**Your instructions**
Though the entries contain pictures, the copy you make should hold only the rest, exactly as written.
(Beginning of Data shown)
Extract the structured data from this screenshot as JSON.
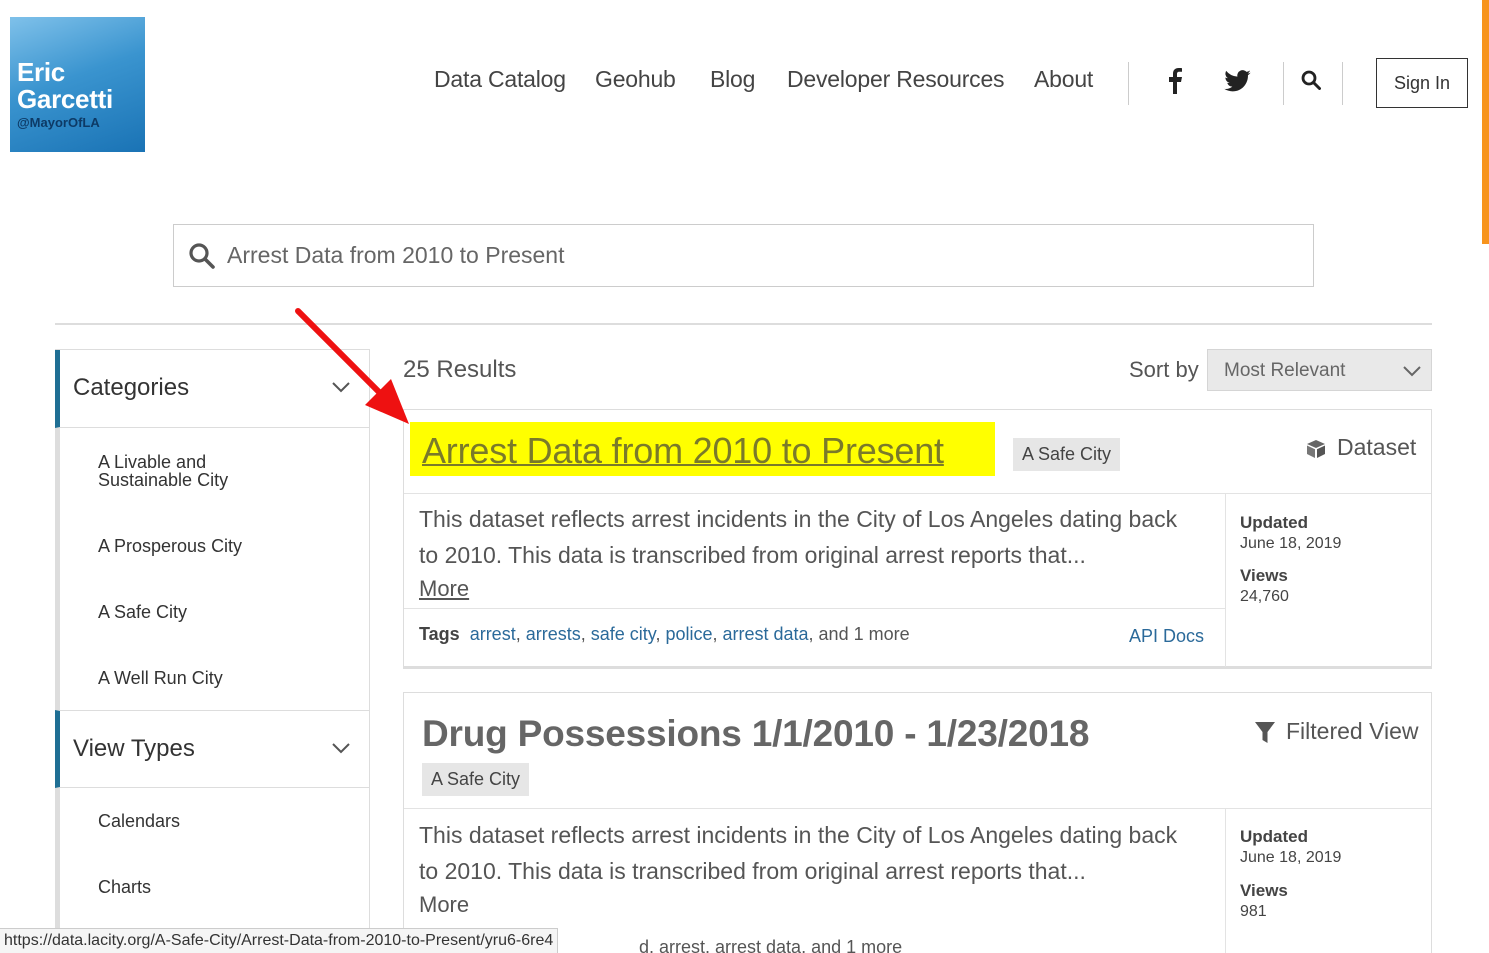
{
  "logo": {
    "line1": "Eric",
    "line2": "Garcetti",
    "handle": "@MayorOfLA"
  },
  "nav": {
    "items": [
      "Data Catalog",
      "Geohub",
      "Blog",
      "Developer Resources",
      "About"
    ],
    "sign_in": "Sign In"
  },
  "search": {
    "value": "Arrest Data from 2010 to Present"
  },
  "sidebar": {
    "categories_title": "Categories",
    "categories": [
      "A Livable and Sustainable City",
      "A Prosperous City",
      "A Safe City",
      "A Well Run City"
    ],
    "view_types_title": "View Types",
    "view_types": [
      "Calendars",
      "Charts"
    ]
  },
  "results": {
    "count": "25 Results",
    "sort_label": "Sort by",
    "sort_value": "Most Relevant",
    "items": [
      {
        "title": "Arrest Data from 2010 to Present",
        "category": "A Safe City",
        "type": "Dataset",
        "desc1": "This dataset reflects arrest incidents in the City of Los Angeles dating back",
        "desc2": "to 2010. This data is transcribed from original arrest reports that...",
        "more": "More",
        "updated_label": "Updated",
        "updated": "June 18, 2019",
        "views_label": "Views",
        "views": "24,760",
        "tags_label": "Tags",
        "tags": [
          "arrest",
          "arrests",
          "safe city",
          "police",
          "arrest data"
        ],
        "tags_more": ", and 1 more",
        "api_docs": "API Docs"
      },
      {
        "title": "Drug Possessions 1/1/2010 - 1/23/2018",
        "category": "A Safe City",
        "type": "Filtered View",
        "desc1": "This dataset reflects arrest incidents in the City of Los Angeles dating back",
        "desc2": "to 2010. This data is transcribed from original arrest reports that...",
        "more": "More",
        "updated_label": "Updated",
        "updated": "June 18, 2019",
        "views_label": "Views",
        "views": "981",
        "tags_partial": "d, arrest, arrest data, and 1 more"
      }
    ]
  },
  "status_url": "https://data.lacity.org/A-Safe-City/Arrest-Data-from-2010-to-Present/yru6-6re4",
  "colors": {
    "highlight": "#ffff00",
    "arrow": "#ee1111",
    "accent": "#1f6f94",
    "link": "#2b6a9a",
    "scroll_accent": "#f7941d"
  }
}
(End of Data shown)
**Task result**
Extract the structured data from this screenshot as JSON.
{
  "logo": {
    "line1": "Eric",
    "line2": "Garcetti",
    "handle": "@MayorOfLA"
  },
  "nav": {
    "items": [
      "Data Catalog",
      "Geohub",
      "Blog",
      "Developer Resources",
      "About"
    ],
    "sign_in": "Sign In"
  },
  "search": {
    "value": "Arrest Data from 2010 to Present"
  },
  "sidebar": {
    "categories_title": "Categories",
    "categories": [
      "A Livable and Sustainable City",
      "A Prosperous City",
      "A Safe City",
      "A Well Run City"
    ],
    "view_types_title": "View Types",
    "view_types": [
      "Calendars",
      "Charts"
    ]
  },
  "results": {
    "count": "25 Results",
    "sort_label": "Sort by",
    "sort_value": "Most Relevant",
    "items": [
      {
        "title": "Arrest Data from 2010 to Present",
        "category": "A Safe City",
        "type": "Dataset",
        "desc1": "This dataset reflects arrest incidents in the City of Los Angeles dating back",
        "desc2": "to 2010. This data is transcribed from original arrest reports that...",
        "more": "More",
        "updated_label": "Updated",
        "updated": "June 18, 2019",
        "views_label": "Views",
        "views": "24,760",
        "tags_label": "Tags",
        "tags": [
          "arrest",
          "arrests",
          "safe city",
          "police",
          "arrest data"
        ],
        "tags_more": ", and 1 more",
        "api_docs": "API Docs"
      },
      {
        "title": "Drug Possessions 1/1/2010 - 1/23/2018",
        "category": "A Safe City",
        "type": "Filtered View",
        "desc1": "This dataset reflects arrest incidents in the City of Los Angeles dating back",
        "desc2": "to 2010. This data is transcribed from original arrest reports that...",
        "more": "More",
        "updated_label": "Updated",
        "updated": "June 18, 2019",
        "views_label": "Views",
        "views": "981",
        "tags_partial": "d, arrest, arrest data, and 1 more"
      }
    ]
  },
  "status_url": "https://data.lacity.org/A-Safe-City/Arrest-Data-from-2010-to-Present/yru6-6re4",
  "colors": {
    "highlight": "#ffff00",
    "arrow": "#ee1111",
    "accent": "#1f6f94",
    "link": "#2b6a9a",
    "scroll_accent": "#f7941d"
  }
}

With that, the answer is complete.